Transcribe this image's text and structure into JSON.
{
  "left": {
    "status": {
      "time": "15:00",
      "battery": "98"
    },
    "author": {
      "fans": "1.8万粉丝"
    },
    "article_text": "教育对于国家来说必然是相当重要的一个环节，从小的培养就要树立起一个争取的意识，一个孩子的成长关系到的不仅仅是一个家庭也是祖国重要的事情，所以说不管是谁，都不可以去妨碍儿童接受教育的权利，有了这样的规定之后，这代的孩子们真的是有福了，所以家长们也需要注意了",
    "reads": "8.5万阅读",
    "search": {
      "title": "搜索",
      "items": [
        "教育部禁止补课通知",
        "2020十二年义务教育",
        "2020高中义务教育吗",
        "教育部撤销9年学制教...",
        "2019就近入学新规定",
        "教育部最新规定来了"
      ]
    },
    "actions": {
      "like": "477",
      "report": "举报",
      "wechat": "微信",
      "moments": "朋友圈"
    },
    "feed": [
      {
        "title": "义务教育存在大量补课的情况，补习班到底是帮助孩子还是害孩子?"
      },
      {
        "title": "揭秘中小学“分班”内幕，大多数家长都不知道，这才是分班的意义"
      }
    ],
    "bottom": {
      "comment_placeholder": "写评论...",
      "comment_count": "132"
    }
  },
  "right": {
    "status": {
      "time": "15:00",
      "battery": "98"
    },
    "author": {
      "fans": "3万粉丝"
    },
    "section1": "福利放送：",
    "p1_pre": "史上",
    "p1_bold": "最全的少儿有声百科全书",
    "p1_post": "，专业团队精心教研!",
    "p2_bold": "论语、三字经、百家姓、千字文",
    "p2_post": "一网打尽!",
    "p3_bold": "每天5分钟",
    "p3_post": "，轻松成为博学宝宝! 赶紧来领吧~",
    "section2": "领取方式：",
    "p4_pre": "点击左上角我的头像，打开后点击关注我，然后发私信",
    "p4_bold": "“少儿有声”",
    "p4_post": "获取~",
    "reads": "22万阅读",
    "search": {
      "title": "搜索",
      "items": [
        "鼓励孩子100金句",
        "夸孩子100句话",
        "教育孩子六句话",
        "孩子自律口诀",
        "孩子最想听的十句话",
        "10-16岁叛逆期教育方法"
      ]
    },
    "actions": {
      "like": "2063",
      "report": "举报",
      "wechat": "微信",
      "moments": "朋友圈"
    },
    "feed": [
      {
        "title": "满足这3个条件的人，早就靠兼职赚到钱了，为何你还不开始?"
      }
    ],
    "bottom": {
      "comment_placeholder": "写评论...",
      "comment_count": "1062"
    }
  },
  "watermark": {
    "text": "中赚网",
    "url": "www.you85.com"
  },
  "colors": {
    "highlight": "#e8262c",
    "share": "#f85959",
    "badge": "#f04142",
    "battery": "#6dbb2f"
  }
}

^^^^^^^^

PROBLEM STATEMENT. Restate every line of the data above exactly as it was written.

RESPONSE BOX.
Transcribe this image's text and structure into JSON.
{
  "left": {
    "status": {
      "time": "15:00",
      "battery": "98"
    },
    "author": {
      "fans": "1.8万粉丝"
    },
    "article_text": "教育对于国家来说必然是相当重要的一个环节，从小的培养就要树立起一个争取的意识，一个孩子的成长关系到的不仅仅是一个家庭也是祖国重要的事情，所以说不管是谁，都不可以去妨碍儿童接受教育的权利，有了这样的规定之后，这代的孩子们真的是有福了，所以家长们也需要注意了",
    "reads": "8.5万阅读",
    "search": {
      "title": "搜索",
      "items": [
        "教育部禁止补课通知",
        "2020十二年义务教育",
        "2020高中义务教育吗",
        "教育部撤销9年学制教...",
        "2019就近入学新规定",
        "教育部最新规定来了"
      ]
    },
    "actions": {
      "like": "477",
      "report": "举报",
      "wechat": "微信",
      "moments": "朋友圈"
    },
    "feed": [
      {
        "title": "义务教育存在大量补课的情况，补习班到底是帮助孩子还是害孩子?"
      },
      {
        "title": "揭秘中小学“分班”内幕，大多数家长都不知道，这才是分班的意义"
      }
    ],
    "bottom": {
      "comment_placeholder": "写评论...",
      "comment_count": "132"
    }
  },
  "right": {
    "status": {
      "time": "15:00",
      "battery": "98"
    },
    "author": {
      "fans": "3万粉丝"
    },
    "section1": "福利放送：",
    "p1_pre": "史上",
    "p1_bold": "最全的少儿有声百科全书",
    "p1_post": "，专业团队精心教研!",
    "p2_bold": "论语、三字经、百家姓、千字文",
    "p2_post": "一网打尽!",
    "p3_bold": "每天5分钟",
    "p3_post": "，轻松成为博学宝宝! 赶紧来领吧~",
    "section2": "领取方式：",
    "p4_pre": "点击左上角我的头像，打开后点击关注我，然后发私信",
    "p4_bold": "“少儿有声”",
    "p4_post": "获取~",
    "reads": "22万阅读",
    "search": {
      "title": "搜索",
      "items": [
        "鼓励孩子100金句",
        "夸孩子100句话",
        "教育孩子六句话",
        "孩子自律口诀",
        "孩子最想听的十句话",
        "10-16岁叛逆期教育方法"
      ]
    },
    "actions": {
      "like": "2063",
      "report": "举报",
      "wechat": "微信",
      "moments": "朋友圈"
    },
    "feed": [
      {
        "title": "满足这3个条件的人，早就靠兼职赚到钱了，为何你还不开始?"
      }
    ],
    "bottom": {
      "comment_placeholder": "写评论...",
      "comment_count": "1062"
    }
  },
  "watermark": {
    "text": "中赚网",
    "url": "www.you85.com"
  },
  "colors": {
    "highlight": "#e8262c",
    "share": "#f85959",
    "badge": "#f04142",
    "battery": "#6dbb2f"
  }
}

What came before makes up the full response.